Rats and mice, so they say, are everywhere. There are all kinds of predictions on the rat population with age-old sayings such as ‘you are never more than 10 feet from a rat’ etc. However, the truth is, we simply don’t know how big a rat or mice population the UK has in the wild; some figures suggest hundreds of thousands, but other estimates say the population of both these rodents is far less.

None of this is any comfort or use, if you have rat in the garden/shed/outbuildings etc. or mice for that matter.

Hate them or love them, having rodents sharing your property with you presents 3 significant hazards:

  • Disease

Rodents – rats and mice – are known to carry disease that can be passed to humans. Some species of rodent carry Hantavirus, a disease that is inhaled by the human when dealing with infected droppings etc. of mice and rats. Its appearance in the UK was noted in late 2012, on rats that had travelled here on ships from Asia. It is NOT widespread in the UK, but it existence is a concern.

Salmonella, commonly associated with undercooked or contaminated chicken is spread by rodents. Likewise the bubonic plague can be spread to humans by fleas that have sucked the blood of an infected rodent. Appearing in small batches across the world, it is a consideration when dealing with rodent infestations.

Weils’ Disease can also be caught from water where rats are known to frequent, and defecate in.

All of these diseases can make us humans incredibly ill, in some cases, if the infection is severe, they can be fatal in someone with pre-existing medical conditions.

  • Damage

Rodents cause a huge amount of damage. They not only find a suitable home for themselves that is warm and safe, but also a place where there is a plentiful food supply. However, they cause a huge amount of damage as they strip and chew all kinds of materials in order to create their nests.

This material can be anything from cardboard, fabrics and clothing stored in bags etc. as well as wood and other types of materials that can be chewed and shredded. In many cases, customers have found this damage after the rats and mice have done a phenomenal amount of expensive damage!

  • Numbers prolific breeders

The problem with any rodent infestation is that it rarely goes away on its own and this is due, in part, to the fact that rats and mice are prolific breeders.
They breed quickly, with a short gestation period and large litters. The young also reach sexual maturity within a matter of weeks, hence they are ready to breed relatively quickly. The results is, of course, ever expanding numbers of rodents.

Do you have rats or mice?

In some cases, it is not always easy to tell if you have rats or mice; some people know they have a brown mouse in the cellar for example, and are quite happy to tolerate its presence as it encroaches no further, causes no damage and is not a room or space that is commonly used.

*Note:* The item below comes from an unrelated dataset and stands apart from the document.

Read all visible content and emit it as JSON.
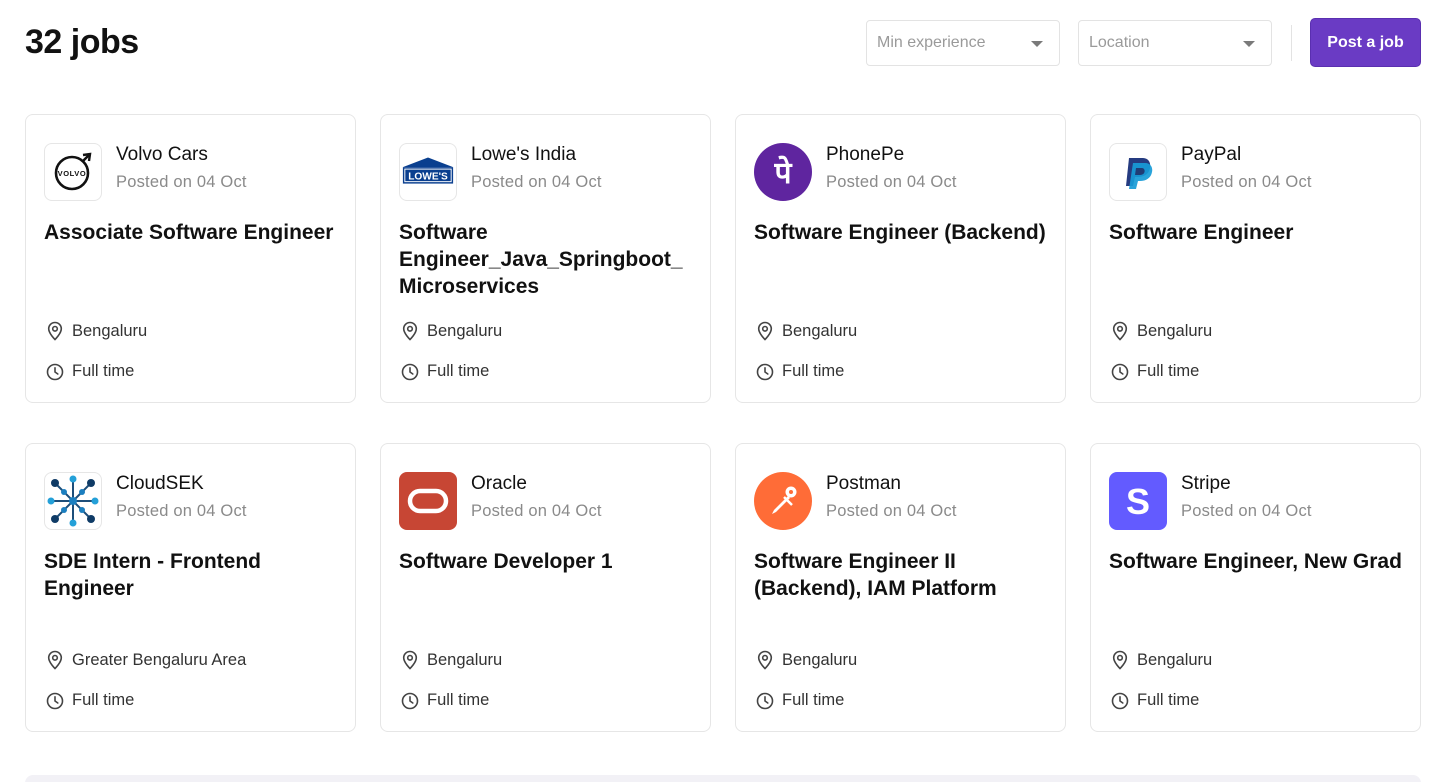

In other situations, however, dealing with the issue becomes a priority and there are some ways of being able to identify if you have a rodent ‘problem’;

  • Holes – the appearance of holes in the corner of buildings or sheds can be a sign that there are rodents entering your building. Mice need a tiny hole, no bigger than they head to gain access and rats need a hole no bigger than 80mm in diameter. Inside the property, you may also notice holes that lead into a wall cavity, another favourite place for rodents to make their nests.
  • Runs & smears – rodents are creatures of habit; they rarely run across open space, preferring to ‘skirt around the edges or boundary’. They will frequently leave their nests and so finding pathways to and from their point of entry and exit is one way of telling if you have rats or mice, especially in outside spaces. Inside, you may not only find droppings but also smear marks, where the rodents are running back and forth.
  • Droppings – however, the biggest giveaway are the droppings that rodents inevitably leave behind. As they are constantly gnawing and eating, they are constantly defecating. Finding small droppings, up to 20mm in length suggests a rat; mice droppings are incredibly small, much like a grain of rice but again, dark in colour.
  • Damage – we have already discussed the damage that they cause as rats and mice shred all kinds of materials for nesting materials!

Solving the problem

Quick and humane way is to call in a professional pest controller who will…

  • Quickly assess the scale of the infestation
  • Create a comprehensive plan on how to deal with the issue; with all the correct protective equipment and humane methods, a professional pest control can deal quickly with a rodent infestation
  • Discuss the options with you, decide on the best course of action and proceed
  • Assess the option for preventing problems in the future e.g. advice on habits and routines and physical adaptations, sealing holes and other issues spotted